Well, here's the problem. Toronto does not have its own D-League affiliate, so they must assign him to the Fort Wayne Mad Ants, which 13 NBA teams share.
Caboclo is now in his second stint with the Mad Ants, and his playing time has been sparse. Through five games, he is averaging less than five points per game in about 11 minutes a night. He is also struggling with his shot, connecting on only 32 percent of his field-goal attempts.
Fort Wayne is the defending D-League champion, and is currently leading the Central Division. Like the Raptors, this squad is focused on winning now, leaving few chances for Caboclo to grow his game. If the rookie's development continues at this pace, he may very well be two years away from being two years away.
As Toronto Sun reporter Ryan Wolstat writes, the Raptors are in dire need of their own D-League franchise. This team would be completely devoted to developing talent. The coaching staff would implement the same system and terminology that Dwane Casey uses in Toronto.
Let's take a look at an example of a team that boasts its own D-League team. The San Antonio Spurs have been able to use the Austin Spurs (formerly the Austin Toros) to breed players since 2005. On a perennial contender like the Spurs, Canadian guard Cory Joseph was not going to get much run. Recognizing this fact, San Antonio sent him to Austin for two seasons to sharpen his skills. Over his D-League career, Joseph averaged 17.4 points and 5.4 assists and earned an all-star berth in the 2012-13 campaign.
The 23-year-old is now on Greg Popovich's roster and is averaging 13.6 points, 4.5 rebounds and 4.4 assists per 36 minutes. He filled in admirably in the Spurs' starting lineup when Tony Parker went down with an injury. Joseph has now cemented himself as a rotation player on one of the most heralded teams in the league. This example demonstrates the value of having your own D-League franchise at your disposal.

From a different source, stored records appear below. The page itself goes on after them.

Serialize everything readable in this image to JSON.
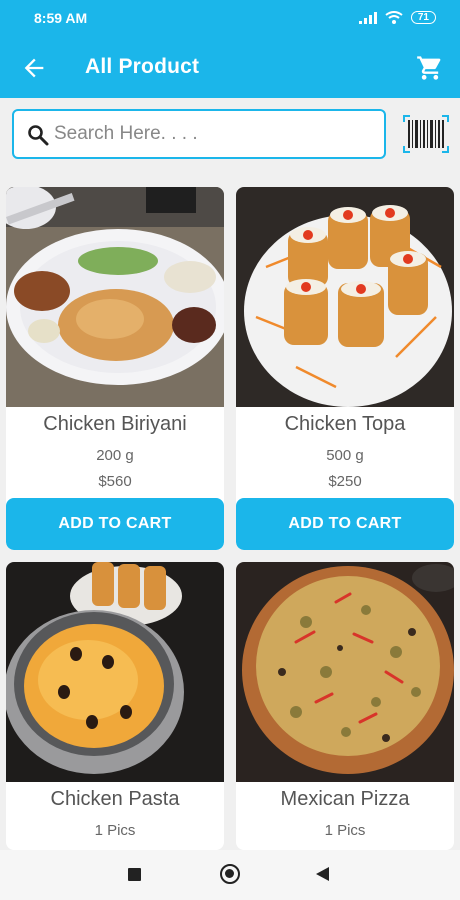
{
  "status_bar": {
    "time": "8:59 AM",
    "battery": "71"
  },
  "header": {
    "title": "All Product"
  },
  "search": {
    "placeholder": "Search Here. . . ."
  },
  "products": [
    {
      "name": "Chicken Biriyani",
      "quantity": "200 g",
      "price": "$560",
      "button": "ADD TO CART"
    },
    {
      "name": "Chicken Topa",
      "quantity": "500 g",
      "price": "$250",
      "button": "ADD TO CART"
    },
    {
      "name": "Chicken Pasta",
      "quantity": "1 Pics"
    },
    {
      "name": "Mexican Pizza",
      "quantity": "1 Pics"
    }
  ],
  "colors": {
    "primary": "#1bb6ea",
    "background": "#f0f0f0"
  },
  "icons": [
    "signal-icon",
    "wifi-icon",
    "battery-icon",
    "back-arrow-icon",
    "cart-icon",
    "search-icon",
    "barcode-icon",
    "recents-icon",
    "home-icon",
    "back-icon"
  ]
}
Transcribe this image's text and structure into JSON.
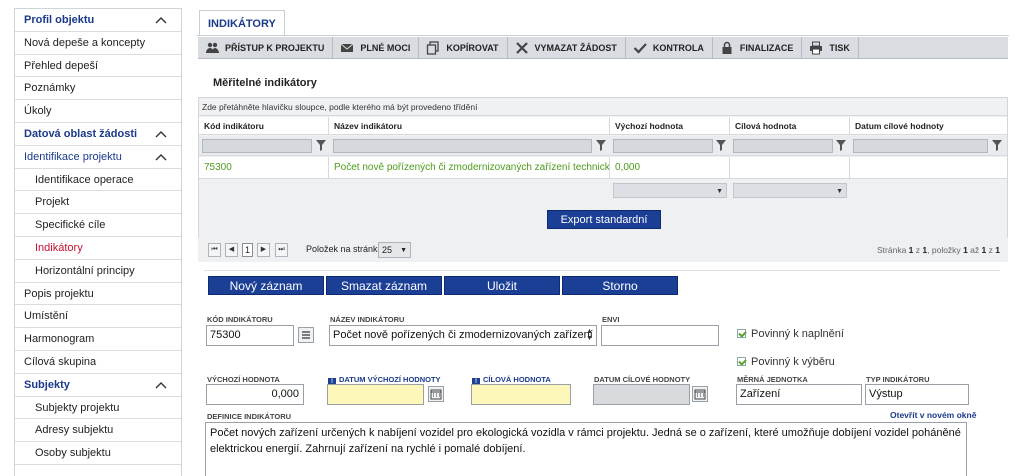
{
  "sidebar": {
    "items": [
      {
        "label": "Profil objektu",
        "kind": "head",
        "chevron": true
      },
      {
        "label": "Nová depeše a koncepty",
        "kind": "item"
      },
      {
        "label": "Přehled depeší",
        "kind": "item"
      },
      {
        "label": "Poznámky",
        "kind": "item"
      },
      {
        "label": "Úkoly",
        "kind": "item"
      },
      {
        "label": "Datová oblast žádosti",
        "kind": "head",
        "chevron": true
      },
      {
        "label": "Identifikace projektu",
        "kind": "head2",
        "chevron": true
      },
      {
        "label": "Identifikace operace",
        "kind": "sub"
      },
      {
        "label": "Projekt",
        "kind": "sub"
      },
      {
        "label": "Specifické cíle",
        "kind": "sub"
      },
      {
        "label": "Indikátory",
        "kind": "sub-active"
      },
      {
        "label": "Horizontální principy",
        "kind": "sub"
      },
      {
        "label": "Popis projektu",
        "kind": "item"
      },
      {
        "label": "Umístění",
        "kind": "item"
      },
      {
        "label": "Harmonogram",
        "kind": "item"
      },
      {
        "label": "Cílová skupina",
        "kind": "item"
      },
      {
        "label": "Subjekty",
        "kind": "head",
        "chevron": true
      },
      {
        "label": "Subjekty projektu",
        "kind": "sub"
      },
      {
        "label": "Adresy subjektu",
        "kind": "sub"
      },
      {
        "label": "Osoby subjektu",
        "kind": "sub"
      }
    ]
  },
  "tab": {
    "label": "INDIKÁTORY"
  },
  "toolbar": {
    "buttons": [
      {
        "label": "PŘÍSTUP K PROJEKTU",
        "icon": "users-icon"
      },
      {
        "label": "PLNÉ MOCI",
        "icon": "envelope-icon"
      },
      {
        "label": "KOPÍROVAT",
        "icon": "copy-icon"
      },
      {
        "label": "VYMAZAT ŽÁDOST",
        "icon": "x-icon"
      },
      {
        "label": "KONTROLA",
        "icon": "check-icon"
      },
      {
        "label": "FINALIZACE",
        "icon": "lock-icon"
      },
      {
        "label": "TISK",
        "icon": "printer-icon"
      }
    ]
  },
  "grid": {
    "title": "Měřitelné indikátory",
    "group_hint": "Zde přetáhněte hlavičku sloupce, podle kterého má být provedeno třídění",
    "columns": [
      "Kód indikátoru",
      "Název indikátoru",
      "Výchozí hodnota",
      "Cílová hodnota",
      "Datum cílové hodnoty"
    ],
    "rows": [
      [
        "75300",
        "Počet nově pořízených či zmodernizovaných zařízení technické...",
        "0,000",
        "",
        ""
      ]
    ],
    "export_label": "Export standardní"
  },
  "pager": {
    "first": "⏮",
    "prev": "◀",
    "current": "1",
    "next": "▶",
    "last": "⏭",
    "per_page_label": "Položek na stránku",
    "per_page_value": "25",
    "info_prefix": "Stránka",
    "page": "1",
    "of": "z",
    "total_pages": "1",
    "items_label": ", položky",
    "from": "1",
    "to_label": "až",
    "to": "1",
    "from_label": "z",
    "total": "1"
  },
  "actions": {
    "new": "Nový záznam",
    "delete": "Smazat záznam",
    "save": "Uložit",
    "cancel": "Storno"
  },
  "form": {
    "kod_label": "KÓD INDIKÁTORU",
    "kod_value": "75300",
    "nazev_label": "NÁZEV INDIKÁTORU",
    "nazev_value": "Počet nově pořízených či zmodernizovaných zařízení",
    "envi_label": "ENVI",
    "envi_value": "",
    "povinny_naplneni": "Povinný k naplnění",
    "povinny_vyberu": "Povinný k výběru",
    "vychozi_label": "VÝCHOZÍ HODNOTA",
    "vychozi_value": "0,000",
    "datum_vychozi_label": "DATUM VÝCHOZÍ HODNOTY",
    "cilova_label": "CÍLOVÁ HODNOTA",
    "datum_cilove_label": "DATUM CÍLOVÉ HODNOTY",
    "merna_label": "MĚRNÁ JEDNOTKA",
    "merna_value": "Zařízení",
    "typ_label": "TYP INDIKÁTORU",
    "typ_value": "Výstup",
    "definice_label": "DEFINICE INDIKÁTORU",
    "open_link": "Otevřít v novém okně",
    "definice_value": "Počet nových zařízení určených k nabíjení vozidel pro ekologická vozidla v rámci projektu. Jedná se o zařízení, které umožňuje dobíjení vozidel poháněné elektrickou energií. Zahrnují zařízení na rychlé i pomalé dobíjení.",
    "req_mark": "!"
  },
  "colors": {
    "accent": "#1c3f96",
    "link_green": "#4c9c1c",
    "active_red": "#c8102e",
    "required_yellow": "#fdf7b9"
  }
}
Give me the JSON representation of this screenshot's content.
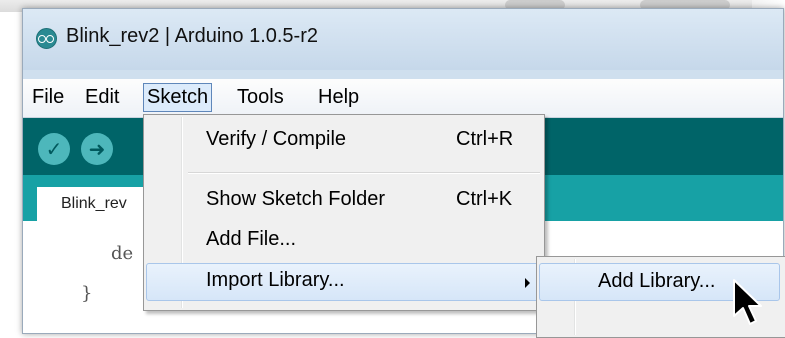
{
  "window": {
    "title": "Blink_rev2 | Arduino 1.0.5-r2"
  },
  "menubar": {
    "items": [
      {
        "label": "File"
      },
      {
        "label": "Edit"
      },
      {
        "label": "Sketch",
        "active": true
      },
      {
        "label": "Tools"
      },
      {
        "label": "Help"
      }
    ]
  },
  "toolbar": {
    "verify_icon": "check-icon",
    "upload_icon": "arrow-right-icon",
    "verify_glyph": "✓",
    "upload_glyph": "➜"
  },
  "tabs": [
    {
      "label": "Blink_rev"
    }
  ],
  "editor": {
    "lines": [
      "de",
      "}"
    ]
  },
  "sketch_menu": {
    "items": [
      {
        "label": "Verify / Compile",
        "shortcut": "Ctrl+R"
      },
      {
        "label": "Show Sketch Folder",
        "shortcut": "Ctrl+K"
      },
      {
        "label": "Add File..."
      },
      {
        "label": "Import Library...",
        "submenu": true,
        "highlighted": true
      }
    ]
  },
  "import_library_submenu": {
    "items": [
      {
        "label": "Add Library...",
        "highlighted": true
      }
    ]
  },
  "colors": {
    "toolbar": "#006468",
    "tabstrip": "#17a1a5",
    "toolbar_button": "#4db7bb",
    "highlight": "#d6e6f8"
  }
}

Wolstat reports that Raptors executives had productive talks over the all-star break about obtaining an affiliate as soon as next season. While the location will not be in Canada, we could see a team somewhere in New York State. The close proximity would allow for a similar partnership to what the Toronto Blue Jays have with the triple-A Buffalo Bisons.
What do you think? Where would you like to see Toronto's D-League affiliate located?